What a book like this does is bring the best of what has been deeply thought about by some of the best professionals working on IoT services each day – Claire Rowland and Elizabeth Goodman whose previous work I have followed in papers and conference talks. In Elizabeth Goodman’s case her partners book – Smart Things by Mike Kuniavsky – was one of the first and still a landmark book on IoT / Smart devices. These professionals have been kind and diligent enough to document their learning and discoveries to create a “cookbook” of good IoT ideas and axioms.
If you work in the field on the product or service implementation side - I strongly suggest you get a copy of this book to catalyze your own thinking, in this fast growing and frankly exhilarating field. It's not a tech book, it's a design book. It will inspire new ideas and save you a boat load of time.
The authors of this book are pretty much as expert as you can get in design for connected products and they've created a very thorough primer here. I'd go as far as to say it's a complete lifesaver. As well as UX design it deals with the research phase and product strategy, and briefs you on hardware design and networking pitfalls. I found loads of pointers that would never have occurred to me but which make absolute sense.

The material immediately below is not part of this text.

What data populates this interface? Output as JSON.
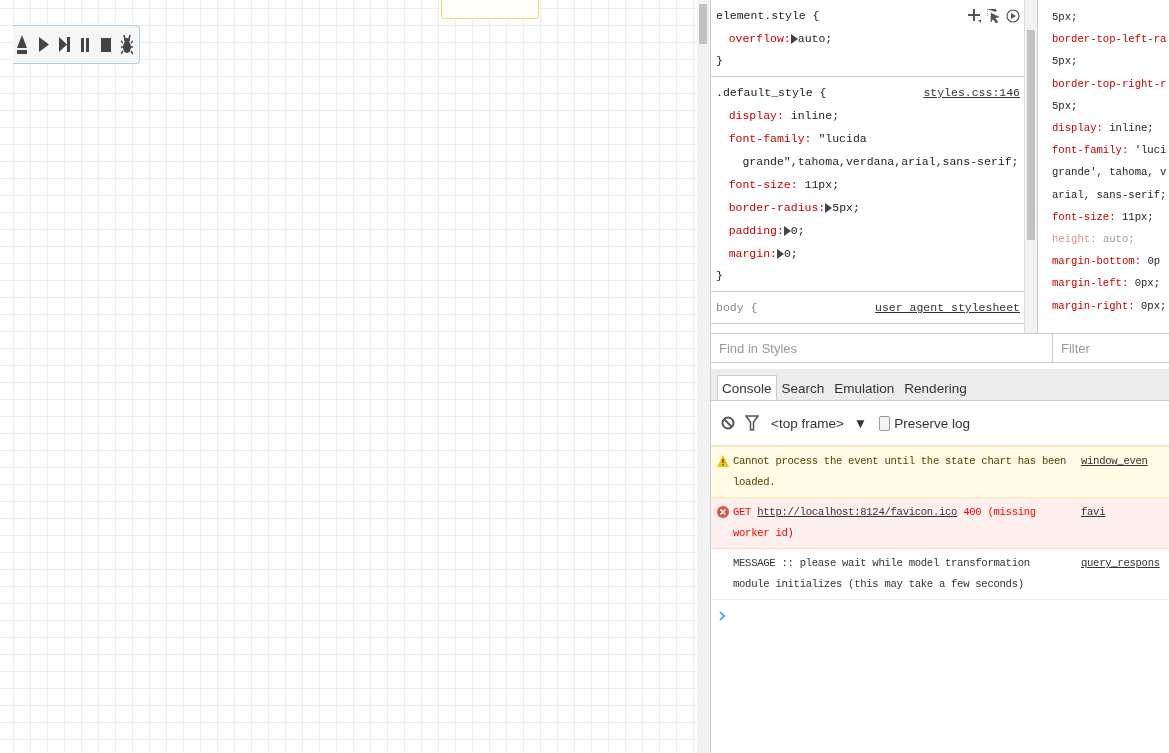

Although it's a pretty hefty book it's not a heavy read since it's well structured and the writing is clear and collegial. You can dip in where you need, using it as a handbook as you work. You get the feeling you have an expert friend by your side to whom you can turn to for advice. That's very comforting.